Niraparib (Zejula®) was approved in October 2019 for patients with homologous recombination deficiency (HRD)-positive advanced ovarian, fallopian tube, or primary peritoneal cancer.
Poly (ADP-ribose) polymerase (PARP) inhibitor
Maintenance treatment of adult patients with recurrent epithelial ovarian, fallopian tube, or primary peritoneal cancer who are in complete or partial response to platinum-based chemotherapy
Treatment of adults with advanced ovarian, fallopian tube, or primary peritoneal cancer who have been treated with three or more prior chemotherapy regimens whose cancer is associated with HRD-positive status defined by either
- A deleterious or suspected deleterious BRCA mutation
- Genomic instability and progression more than six months after response to the last platinum-based chemotherapy
300 mg, once daily
Orally, with or without food
More than 10% of patients in clinical trials experienced nausea, fatigue, thrombocytopenia, anemia, vomiting, constipation, abdominal pain, musculoskeletal pain, decreased appetite, neutropenia, insomnia, headache, dyspnea, diarrhea, hypertension, cough, dizziness, hypomagnesemia, urinary tract infection, acute kidney injury, or white blood cell count decrease. Serious side effects include myelodysplastic syndrome/acute myeloid leukemia, bone marrow suppression, cardiovascular changes, and embryo-fetal toxicity.
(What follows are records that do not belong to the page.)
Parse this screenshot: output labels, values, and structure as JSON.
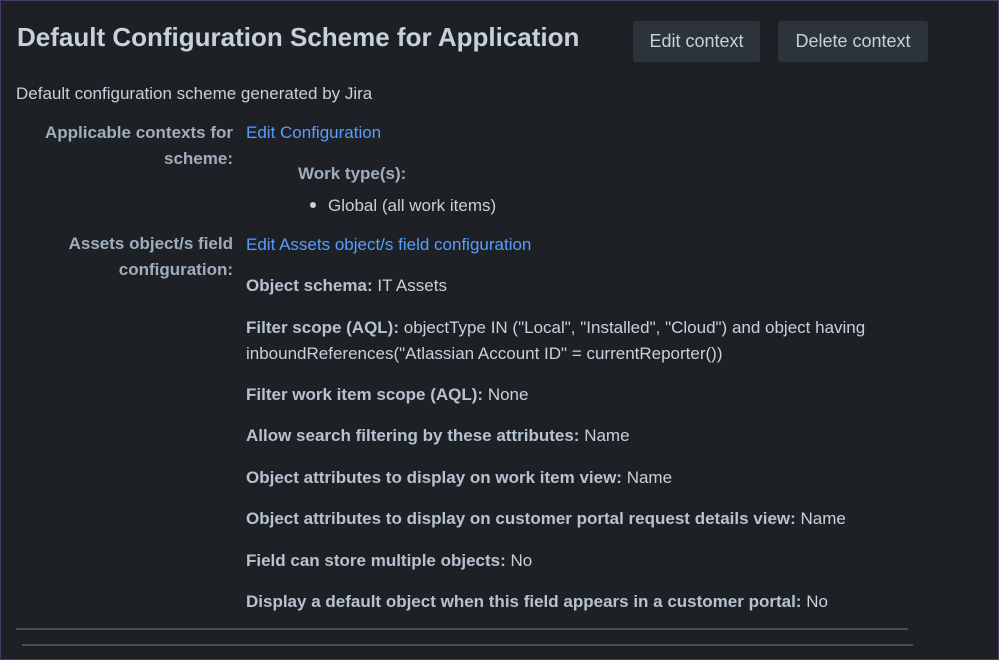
{
  "header": {
    "title": "Default Configuration Scheme for Application",
    "edit_context_label": "Edit context",
    "delete_context_label": "Delete context"
  },
  "description": "Default configuration scheme generated by Jira",
  "contexts": {
    "label": "Applicable contexts for scheme:",
    "edit_link": "Edit Configuration",
    "work_types_heading": "Work type(s):",
    "work_types": [
      "Global (all work items)"
    ]
  },
  "assets": {
    "label": "Assets object/s field configuration:",
    "edit_link": "Edit Assets object/s field configuration",
    "rows": [
      {
        "key": "Object schema:",
        "value": "IT Assets"
      },
      {
        "key": "Filter scope (AQL):",
        "value": "objectType IN (\"Local\", \"Installed\", \"Cloud\") and object having inboundReferences(\"Atlassian Account ID\" = currentReporter())"
      },
      {
        "key": "Filter work item scope (AQL):",
        "value": "None"
      },
      {
        "key": "Allow search filtering by these attributes:",
        "value": "Name"
      },
      {
        "key": "Object attributes to display on work item view:",
        "value": "Name"
      },
      {
        "key": "Object attributes to display on customer portal request details view:",
        "value": "Name"
      },
      {
        "key": "Field can store multiple objects:",
        "value": "No"
      },
      {
        "key": "Display a default object when this field appears in a customer portal:",
        "value": "No"
      }
    ]
  },
  "colors": {
    "background": "#1d2125",
    "text": "#c7d1db",
    "link": "#579dff",
    "button": "#2c333a"
  }
}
Monitor complete blood counts weekly for the first month of therapy, then monthly for the next 11 months, and periodically thereafter for clinically significant changes. Hypertension and hypertensive crisis have been reported in patients on niraparib; monitor blood pressure and heart rate at least weekly for the first two months of therapy, then monthly for the first year, and periodically thereafter. Dose modifications may be indicated for hematologic and nonhematologic adverse reactions; see full prescribing information for dose modifications. A pregnancy test is recommended prior to starting treatment.
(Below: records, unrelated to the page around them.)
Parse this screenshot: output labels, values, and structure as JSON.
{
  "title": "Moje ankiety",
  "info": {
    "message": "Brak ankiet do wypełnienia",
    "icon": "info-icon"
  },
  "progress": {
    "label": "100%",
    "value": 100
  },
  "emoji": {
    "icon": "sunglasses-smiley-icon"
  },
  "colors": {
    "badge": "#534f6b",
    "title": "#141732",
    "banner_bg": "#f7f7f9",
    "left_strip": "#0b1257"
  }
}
No clinical drug interaction studies have been performed.
Swallow the capsule whole without cutting or crushing it. Store the medication at room temperature away from light and moisture. Take the dose at bedtime to assist in reducing nausea. If you vomit or miss a dose, take the next one at the regular time. Do not take additional doses. Female patients of reproductive potential must use effective contraception during treatment and for at least six months after the last dose; breastfeeding is not advised during treatment and for one month following the last dose. Contact your healthcare provider if you experience weakness, fever, weight loss, bruising, bleeding easily, blood in urine or stool, or increased blood pressure.
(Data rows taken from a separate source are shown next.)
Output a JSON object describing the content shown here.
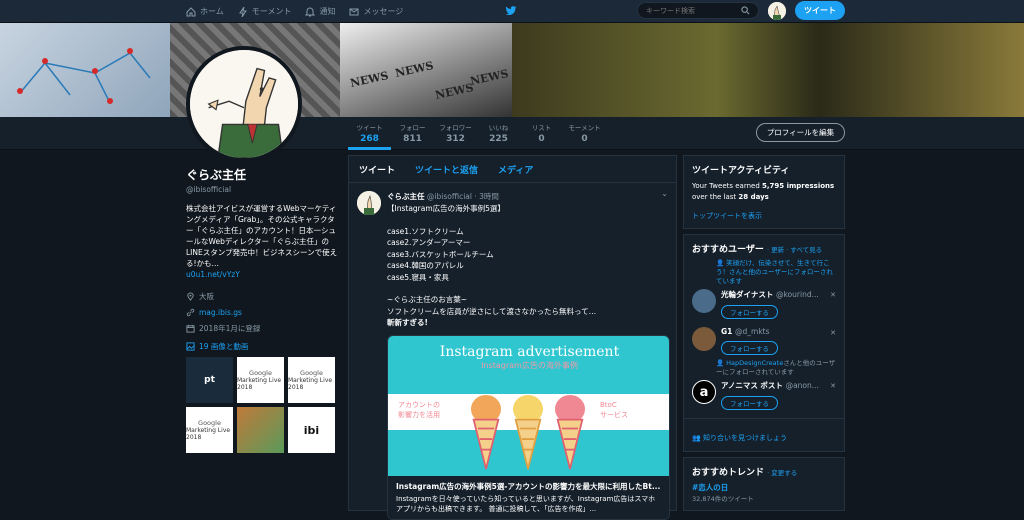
{
  "nav": {
    "home": "ホーム",
    "moments": "モーメント",
    "notifications": "通知",
    "messages": "メッセージ"
  },
  "search": {
    "placeholder": "キーワード検索"
  },
  "top_tweet_button": "ツイート",
  "banner": {
    "news_words": [
      "NEWS",
      "NEWS",
      "NEWS",
      "NEWS"
    ]
  },
  "stats": [
    {
      "label": "ツイート",
      "value": "268"
    },
    {
      "label": "フォロー",
      "value": "811"
    },
    {
      "label": "フォロワー",
      "value": "312"
    },
    {
      "label": "いいね",
      "value": "225"
    },
    {
      "label": "リスト",
      "value": "0"
    },
    {
      "label": "モーメント",
      "value": "0"
    }
  ],
  "edit_profile": "プロフィールを編集",
  "profile": {
    "name": "ぐらぶ主任",
    "handle": "@ibisofficial",
    "bio": "株式会社アイビスが運営するWebマーケティングメディア「Grab」。その公式キャラクター「ぐらぶ主任」のアカウント！日本一シュールなWebディレクター「ぐらぶ主任」のLINEスタンプ発売中！ビジネスシーンで使える!かも…",
    "bio_link": "u0u1.net/vYzY",
    "location": "大阪",
    "website": "mag.ibis.gs",
    "joined": "2018年1月に登録",
    "media_link": "19 画像と動画"
  },
  "media_thumbs": [
    {
      "text": "pt"
    },
    {
      "text": "Google",
      "sub": "Marketing Live 2018"
    },
    {
      "text": "Google",
      "sub": "Marketing Live 2018"
    },
    {
      "text": "Google",
      "sub": "Marketing Live 2018"
    },
    {
      "text": ""
    },
    {
      "text": "ibi"
    }
  ],
  "tabs": [
    "ツイート",
    "ツイートと返信",
    "メディア"
  ],
  "tweet": {
    "name": "ぐらぶ主任",
    "handle": "@ibisofficial",
    "time": "3時間",
    "headline": "【Instagram広告の海外事例5選】",
    "lines": [
      "case1.ソフトクリーム",
      "case2.アンダーアーマー",
      "case3.バスケットボールチーム",
      "case4.韓国のアパレル",
      "case5.寝具・家具",
      "",
      "~ぐらぶ主任のお言葉~",
      "ソフトクリームを店員が逆さにして渡さなかったら無料って…",
      "斬新すぎる!"
    ],
    "card": {
      "title": "Instagram advertisement",
      "subtitle": "Instagram広告の海外事例",
      "left_label_1": "アカウントの",
      "left_label_2": "影響力を活用",
      "right_label_1": "BtoC",
      "right_label_2": "サービス",
      "foot_title": "Instagram広告の海外事例5選-アカウントの影響力を最大限に利用したBt...",
      "foot_desc": "Instagramを日々使っていたら知っていると思いますが、Instagram広告はスマホアプリからも出稿できます。 普通に投稿して、「広告を作成」..."
    }
  },
  "activity": {
    "title": "ツイートアクティビティ",
    "text_1": "Your Tweets earned",
    "impressions": "5,795 impressions",
    "text_2": "over the last",
    "days": "28 days",
    "link": "トップツイートを表示"
  },
  "suggestions": {
    "title": "おすすめユーザー",
    "links": "· 更新 · すべて見る",
    "users": [
      {
        "context": "笑顔だけ、伝染させて、生きて行こう！さんと他のユーザーにフォローされています",
        "name": "光輪ダイナスト",
        "handle": "@kourind...",
        "follow": "フォローする",
        "color": "#4a6b8a"
      },
      {
        "context": "",
        "name": "G1",
        "handle": "@d_mkts",
        "follow": "フォローする",
        "color": "#7a5a3a"
      },
      {
        "context_link": "HapDesignCreate",
        "context": "さんと他のユーザーにフォローされています",
        "name": "アノニマス ポスト",
        "handle": "@anon...",
        "follow": "フォローする",
        "color": "#000000"
      }
    ],
    "find_friends": "知り合いを見つけましょう"
  },
  "trends": {
    "title": "おすすめトレンド",
    "change": "· 変更する",
    "items": [
      {
        "name": "#恋人の日",
        "count": "32,874件のツイート"
      }
    ]
  },
  "colors": {
    "accent": "#1da1f2",
    "bg": "#10171e",
    "panel": "#15202b"
  }
}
No differences in safety and effectiveness were observed in patients aged 65 or older versus younger patients, although greater sensitivity for some older adults cannot be ruled out.
Niraparib is genotoxic and has the potential to cause teratogenicity in humans.
Information is available at Tesaro’s website or by calling 844-283-7276.